Jesus was most noted for telling parables about His father’s Kingdom and performing miracles, such as feeding over 5,000 people with only five loaves of bread and two fish, and healing a man who was born blind. On the day before His death, He held a Last Supper celebrating the Passover Feast, at which He foretold His death.
The Body was quickly buried in a stone grave, which was donated by Joseph of Arimathea, a loyal friend of the family. By order of Pontius Pilate, a boulder was rolled in front of the tomb. Roman soldiers were put on guard.
In lieu of flowers, the family has requested that everyone try to live as Jesus did. Donations may be sent to anyone in need.
I had this illustration sent to me this week by several well-meaning church members. As I previewed the item, it hit me the number of inaccuracies listed in the illustration that most people over-looked. Let’s consider several of them.

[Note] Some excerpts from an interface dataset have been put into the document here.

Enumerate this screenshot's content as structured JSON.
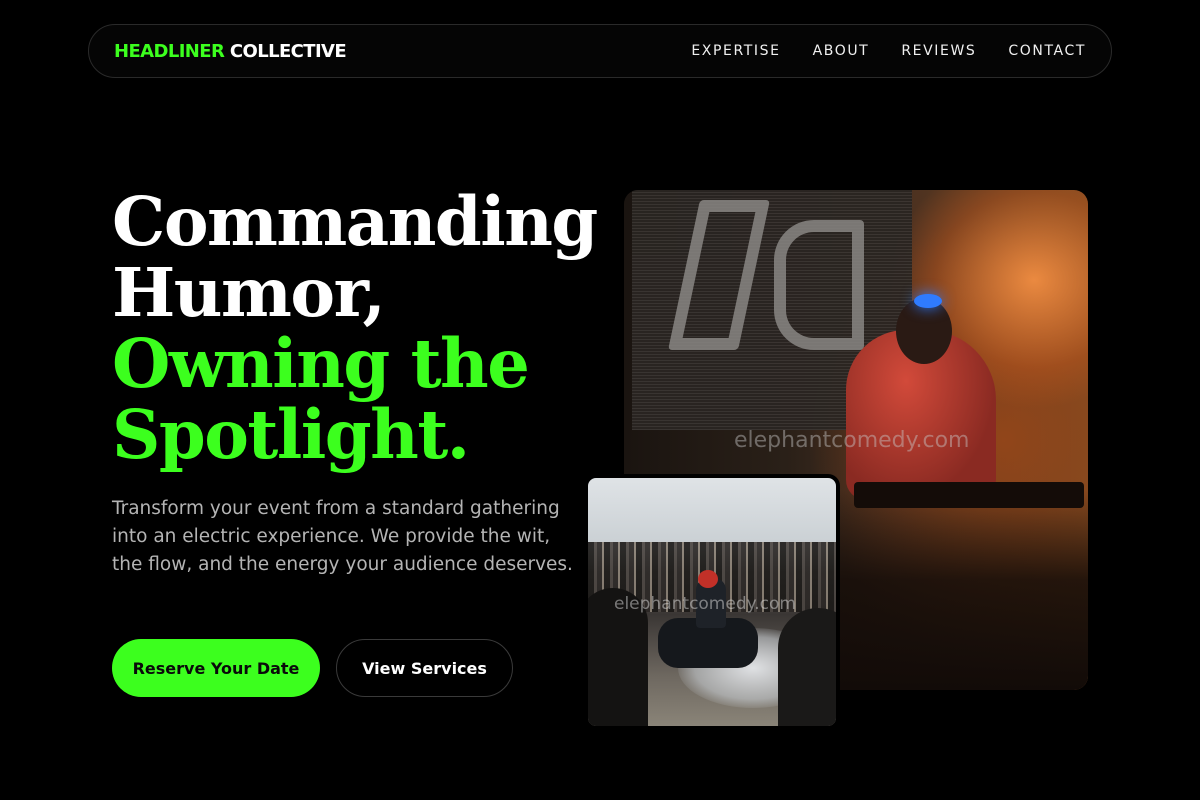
{
  "brand": {
    "accent": "HEADLINER",
    "rest": "COLLECTIVE"
  },
  "nav": {
    "items": [
      {
        "label": "EXPERTISE"
      },
      {
        "label": "ABOUT"
      },
      {
        "label": "REVIEWS"
      },
      {
        "label": "CONTACT"
      }
    ]
  },
  "hero": {
    "headline": {
      "line1": "Commanding",
      "line2": "Humor,",
      "line3": "Owning the",
      "line4": "Spotlight."
    },
    "lead": "Transform your event from a standard gathering into an electric experience. We provide the wit, the flow, and the energy your audience deserves.",
    "primary_cta": "Reserve Your Date",
    "secondary_cta": "View Services"
  },
  "images": {
    "main_watermark": "elephantcomedy.com",
    "inset_watermark": "elephantcomedy.com"
  },
  "colors": {
    "accent": "#3cff1e",
    "background": "#000000",
    "text_muted": "#b4b4b4"
  }
}
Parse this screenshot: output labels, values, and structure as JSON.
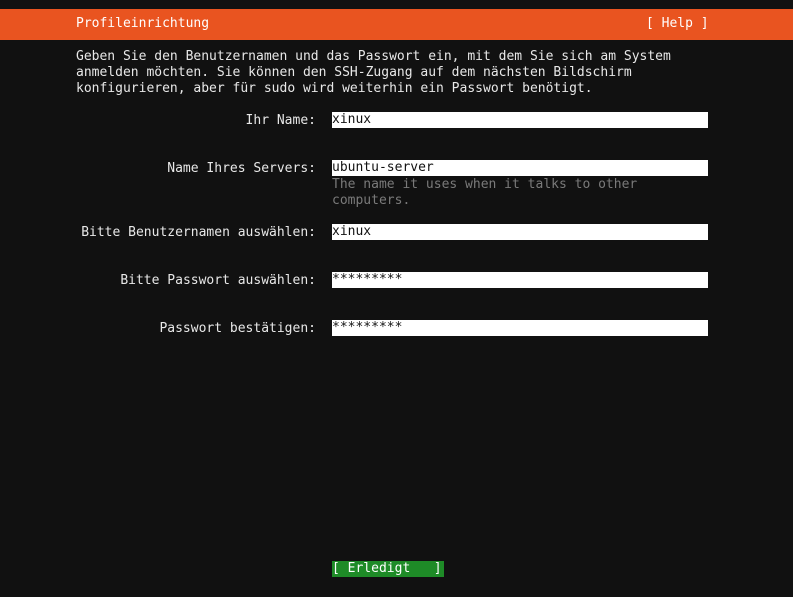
{
  "header": {
    "title": "Profileinrichtung",
    "help_label": "[ Help ]"
  },
  "intro": {
    "line1": "Geben Sie den Benutzernamen und das Passwort ein, mit dem Sie sich am System",
    "line2": "anmelden möchten. Sie können den SSH-Zugang auf dem nächsten Bildschirm",
    "line3": "konfigurieren, aber für sudo wird weiterhin ein Passwort benötigt."
  },
  "form": {
    "name": {
      "label": "Ihr Name:",
      "value": "xinux"
    },
    "server": {
      "label": "Name Ihres Servers:",
      "value": "ubuntu-server",
      "hint_line1": "The name it uses when it talks to other",
      "hint_line2": "computers."
    },
    "username": {
      "label": "Bitte Benutzernamen auswählen:",
      "value": "xinux"
    },
    "password": {
      "label": "Bitte Passwort auswählen:",
      "value": "*********"
    },
    "confirm": {
      "label": "Passwort bestätigen:",
      "value": "*********"
    }
  },
  "footer": {
    "done_label": "[ Erledigt   ]"
  },
  "colors": {
    "accent": "#e95420",
    "background": "#111111",
    "button": "#1e8b27"
  }
}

First of all, "The causes of death were extreme exhaustion, severe torture, and loss of blood," is wrong. It was my sin and your sin which caused His death. He willing gave His life for us that we might have a relationship with Him.
Then, "He was the Son of the late Joseph, a carpenter of Nazareth," is also incorrect! He was not the son of Joseph but is the Son of God. He is Immanuel, God with us!

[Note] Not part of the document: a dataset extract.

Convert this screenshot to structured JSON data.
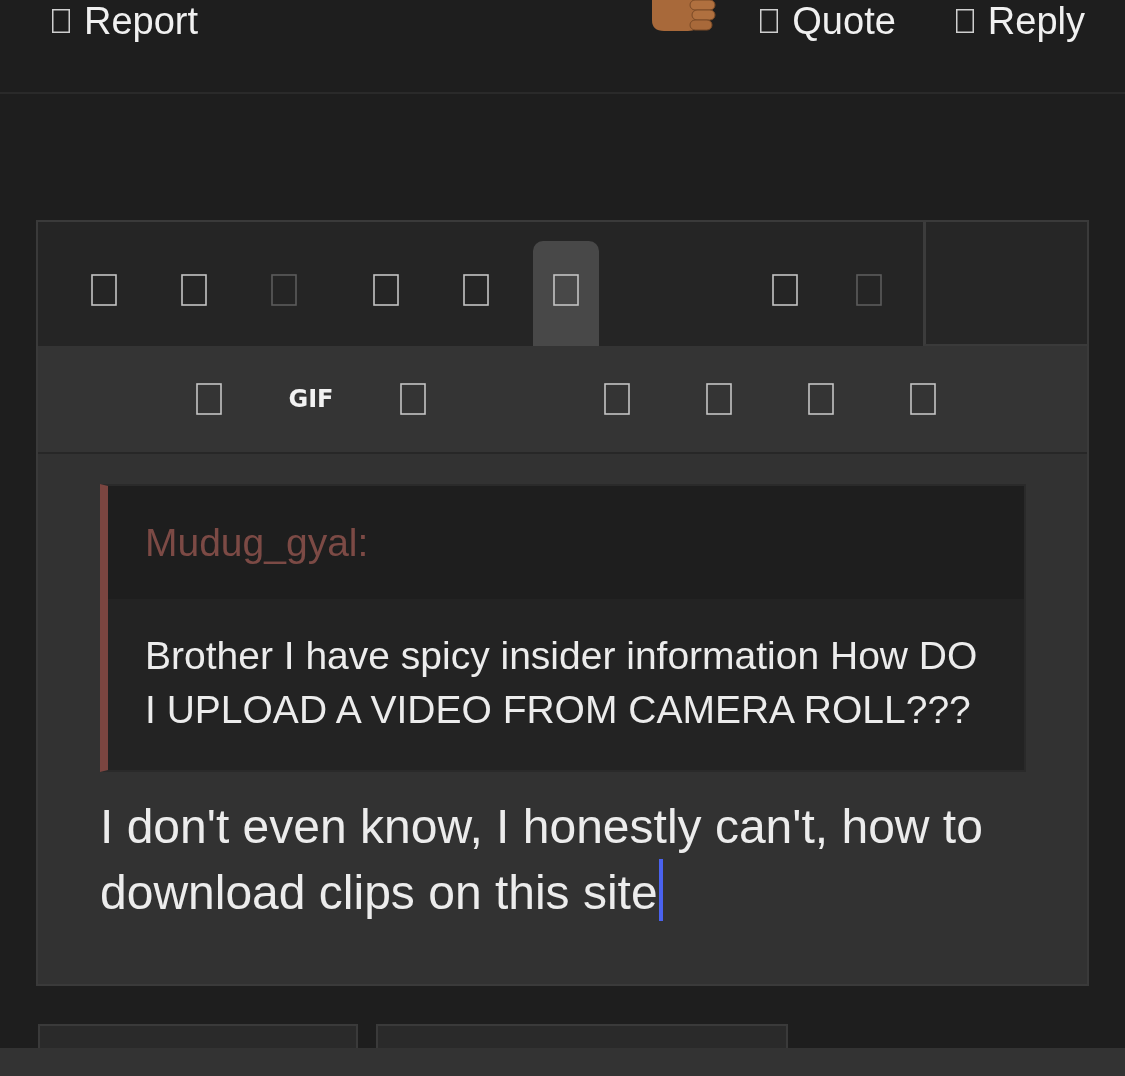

Third, "He is survived...by His faithful Apostles," is just wrong! They all abandoned Him. They were anything BUT faithful! So much for Peter’s never forsaking Him!
Fourth, "On the day before His death, He held a Last Supper celebrating the Passover Feast, at which He foretold His death," is incorrect. He had been telling His disciples for a year that He would die by the hands of the religious Jews and secular Romans. He was telling them this long before the final Passover meal.

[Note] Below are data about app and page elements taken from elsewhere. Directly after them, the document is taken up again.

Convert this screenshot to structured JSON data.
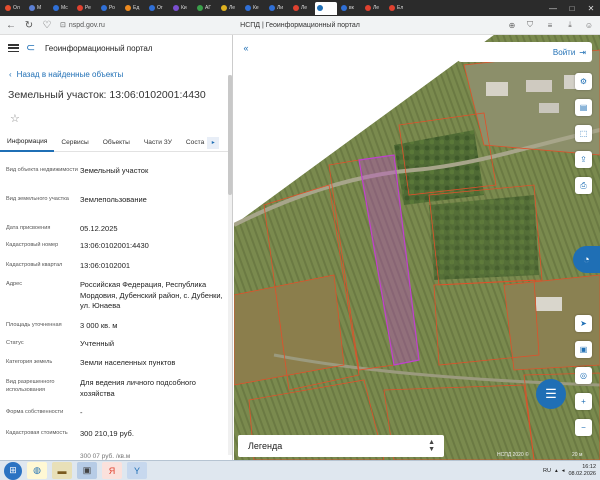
{
  "browser": {
    "tabs": [
      {
        "label": "Ол",
        "color": "#e54d2e"
      },
      {
        "label": "М",
        "color": "#5b7fd3"
      },
      {
        "label": "Мс",
        "color": "#2f6fd6"
      },
      {
        "label": "Ре",
        "color": "#e0412f"
      },
      {
        "label": "Ро",
        "color": "#2f6fd6"
      },
      {
        "label": "Ед",
        "color": "#ec8a1f"
      },
      {
        "label": "Ог",
        "color": "#2f6fd6"
      },
      {
        "label": "Ки",
        "color": "#7a4fd0"
      },
      {
        "label": "АГ",
        "color": "#3aa04a"
      },
      {
        "label": "Ле",
        "color": "#e0b21f"
      },
      {
        "label": "Ке",
        "color": "#2f6fd6"
      },
      {
        "label": "Ли",
        "color": "#2f6fd6"
      },
      {
        "label": "Ле",
        "color": "#e0412f"
      },
      {
        "label": "",
        "color": "#1f6fb5"
      },
      {
        "label": "вк",
        "color": "#2f6fd6"
      },
      {
        "label": "Ле",
        "color": "#e0412f"
      },
      {
        "label": "Ел",
        "color": "#e0412f"
      }
    ],
    "active_tab_index": 13,
    "url": "nspd.gov.ru",
    "page_title": "НСПД | Геоинформационный портал"
  },
  "panel": {
    "portal_name": "Геоинформационный портал",
    "back_link": "Назад в найденные объекты",
    "object_title": "Земельный участок: 13:06:0102001:4430",
    "tabs": [
      "Информация",
      "Сервисы",
      "Объекты",
      "Части ЗУ",
      "Соста"
    ],
    "active_tab": 0,
    "rows": [
      {
        "label": "Вид объекта недвижимости",
        "value": "Земельный участок"
      },
      {
        "label": "Вид земельного участка",
        "value": "Землепользование"
      },
      {
        "label": "Дата присвоения",
        "value": "05.12.2025"
      },
      {
        "label": "Кадастровый номер",
        "value": "13:06:0102001:4430"
      },
      {
        "label": "Кадастровый квартал",
        "value": "13:06:0102001"
      },
      {
        "label": "Адрес",
        "value": "Российская Федерация, Республика Мордовия, Дубенский район, с. Дубенки, ул. Юнаева"
      },
      {
        "label": "Площадь уточненная",
        "value": "3 000 кв. м"
      },
      {
        "label": "Статус",
        "value": "Учтенный"
      },
      {
        "label": "Категория земель",
        "value": "Земли населенных пунктов"
      },
      {
        "label": "Вид разрешенного использования",
        "value": "Для ведения личного подсобного хозяйства"
      },
      {
        "label": "Форма собственности",
        "value": "-"
      },
      {
        "label": "Кадастровая стоимость",
        "value": "300 210,19 руб."
      },
      {
        "label": "",
        "value": "300 07 руб. /кв.м"
      }
    ]
  },
  "map": {
    "login_label": "Войти",
    "legend_label": "Легенда",
    "attribution": "НСПД 2020 ©",
    "scale": "20 м",
    "colors": {
      "parcel_outline": "#e0502a",
      "selected_parcel": "#c040d0",
      "accent": "#1f6fb5"
    }
  },
  "taskbar": {
    "lang": "RU",
    "time": "16:12",
    "date": "08.02.2026"
  }
}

Fifth, "The Body was quickly buried in a stone grave, which was donated by Joseph of Arimathea, a loyal friend of the family. By order of Pontius Pilate, a boulder was rolled in front of the tomb. Roman soldiers were put on guard," gives the impression His life was over! That was it! Life was finished. So, where is the resurrection? This implies He was simply a man who left us a wonderful legacy!
Then we discover the phrase, "In lieu of flowers, the family has requested that everyone try to live as Jesus did," makes it appear that it is our good works which get us into heaven. Friends, it can’t be done! It is impossible because Jesus was holy, righteous and without sin. Can’t say the same about us!
But the one which is so obvious is, "OBITUARIES." There can never be an obituary for one who is still alive! Jesus died and rose again to give us real life in Him! He now sits at the right hand of the Father! Even if the obit had been written on the crucifixion day, the paper would have had to run a retraction on Monday!